**WORK TO COMPLETE**
From the entries, filter out every line that lacks "title" and copy the rest.

[Entries from a dataset of interfaces]
::::

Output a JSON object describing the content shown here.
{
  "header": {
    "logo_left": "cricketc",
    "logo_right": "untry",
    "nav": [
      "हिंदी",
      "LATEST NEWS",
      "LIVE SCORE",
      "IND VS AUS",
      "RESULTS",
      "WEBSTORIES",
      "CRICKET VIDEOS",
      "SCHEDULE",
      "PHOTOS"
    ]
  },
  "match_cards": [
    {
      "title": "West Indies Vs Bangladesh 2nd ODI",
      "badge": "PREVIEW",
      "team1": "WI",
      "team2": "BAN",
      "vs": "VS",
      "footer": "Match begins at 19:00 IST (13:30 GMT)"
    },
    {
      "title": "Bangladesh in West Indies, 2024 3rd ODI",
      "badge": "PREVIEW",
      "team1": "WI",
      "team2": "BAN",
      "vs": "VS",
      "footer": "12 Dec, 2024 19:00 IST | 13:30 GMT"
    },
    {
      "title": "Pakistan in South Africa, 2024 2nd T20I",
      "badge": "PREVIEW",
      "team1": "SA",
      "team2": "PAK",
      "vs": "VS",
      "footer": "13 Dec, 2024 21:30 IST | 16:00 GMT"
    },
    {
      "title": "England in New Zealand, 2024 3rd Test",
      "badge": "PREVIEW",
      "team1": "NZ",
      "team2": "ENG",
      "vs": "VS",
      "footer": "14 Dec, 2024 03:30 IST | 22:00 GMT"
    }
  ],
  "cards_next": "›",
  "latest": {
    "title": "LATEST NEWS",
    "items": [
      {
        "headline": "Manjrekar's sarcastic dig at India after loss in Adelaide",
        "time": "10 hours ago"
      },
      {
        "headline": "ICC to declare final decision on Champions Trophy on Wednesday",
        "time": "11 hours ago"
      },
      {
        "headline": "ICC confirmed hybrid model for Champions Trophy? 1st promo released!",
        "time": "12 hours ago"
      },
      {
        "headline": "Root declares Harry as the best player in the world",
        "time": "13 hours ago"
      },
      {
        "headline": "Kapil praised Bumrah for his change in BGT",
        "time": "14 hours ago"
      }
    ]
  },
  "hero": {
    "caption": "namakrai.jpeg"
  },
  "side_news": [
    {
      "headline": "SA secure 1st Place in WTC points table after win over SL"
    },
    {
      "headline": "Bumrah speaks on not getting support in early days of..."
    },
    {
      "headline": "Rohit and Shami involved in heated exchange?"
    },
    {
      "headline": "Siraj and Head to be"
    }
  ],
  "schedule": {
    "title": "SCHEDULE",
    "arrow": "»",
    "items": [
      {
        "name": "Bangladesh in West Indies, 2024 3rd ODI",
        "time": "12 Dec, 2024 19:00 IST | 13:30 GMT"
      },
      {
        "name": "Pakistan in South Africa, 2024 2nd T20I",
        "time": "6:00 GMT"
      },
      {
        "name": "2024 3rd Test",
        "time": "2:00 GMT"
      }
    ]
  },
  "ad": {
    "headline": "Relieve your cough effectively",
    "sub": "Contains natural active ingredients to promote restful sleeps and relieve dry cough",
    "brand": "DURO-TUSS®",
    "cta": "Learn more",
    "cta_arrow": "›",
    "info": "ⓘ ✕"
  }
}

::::

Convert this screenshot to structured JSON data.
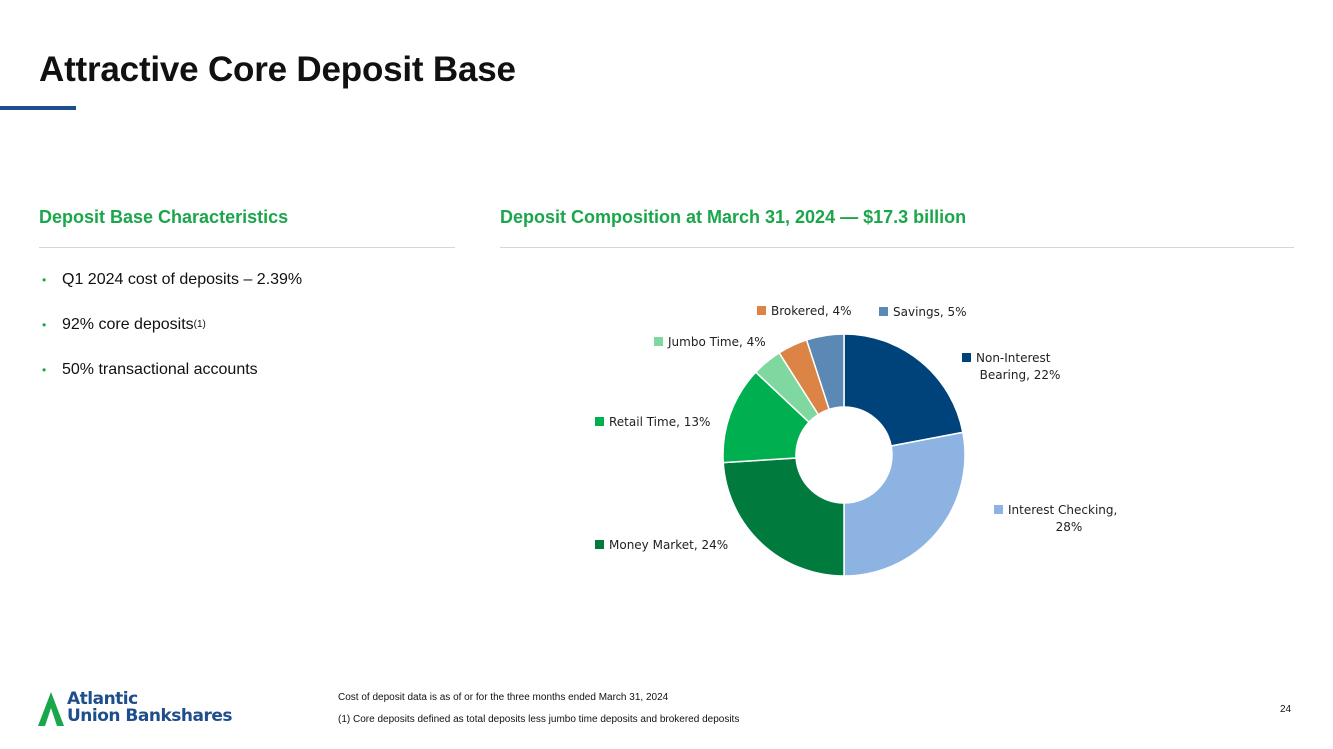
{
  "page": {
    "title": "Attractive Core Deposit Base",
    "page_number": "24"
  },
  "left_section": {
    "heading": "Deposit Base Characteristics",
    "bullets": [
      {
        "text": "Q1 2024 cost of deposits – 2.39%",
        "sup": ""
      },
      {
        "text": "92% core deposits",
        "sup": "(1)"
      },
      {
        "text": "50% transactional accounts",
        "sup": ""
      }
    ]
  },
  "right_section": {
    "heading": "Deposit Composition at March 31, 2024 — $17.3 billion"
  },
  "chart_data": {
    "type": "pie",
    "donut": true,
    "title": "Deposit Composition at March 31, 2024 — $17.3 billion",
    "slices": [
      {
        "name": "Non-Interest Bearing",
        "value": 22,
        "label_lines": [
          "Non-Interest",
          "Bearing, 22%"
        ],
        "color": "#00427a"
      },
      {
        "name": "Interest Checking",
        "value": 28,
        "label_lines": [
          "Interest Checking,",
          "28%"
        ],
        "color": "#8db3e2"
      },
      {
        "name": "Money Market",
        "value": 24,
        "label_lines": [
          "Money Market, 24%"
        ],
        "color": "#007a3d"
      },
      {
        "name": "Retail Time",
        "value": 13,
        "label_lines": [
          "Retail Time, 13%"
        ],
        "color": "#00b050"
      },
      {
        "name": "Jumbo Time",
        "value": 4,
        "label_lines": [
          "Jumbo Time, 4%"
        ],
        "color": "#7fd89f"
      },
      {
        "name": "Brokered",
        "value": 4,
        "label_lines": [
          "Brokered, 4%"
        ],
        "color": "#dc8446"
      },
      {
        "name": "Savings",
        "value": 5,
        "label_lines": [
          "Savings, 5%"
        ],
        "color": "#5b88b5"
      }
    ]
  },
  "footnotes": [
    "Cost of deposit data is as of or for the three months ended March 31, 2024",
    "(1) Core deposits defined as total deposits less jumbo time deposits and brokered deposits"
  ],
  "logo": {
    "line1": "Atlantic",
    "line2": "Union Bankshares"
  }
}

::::

**FINISHED TASK**
      "title": "West Indies Vs Bangladesh 2nd ODI",
      "title": "Bangladesh in West Indies, 2024 3rd ODI",
      "title": "Pakistan in South Africa, 2024 2nd T20I",
      "title": "England in New Zealand, 2024 3rd Test",
    "title": "LATEST NEWS",
    "title": "SCHEDULE",
    "title": "Attractive Core Deposit Base",
    "title": "Deposit Composition at March 31, 2024 — $17.3 billion",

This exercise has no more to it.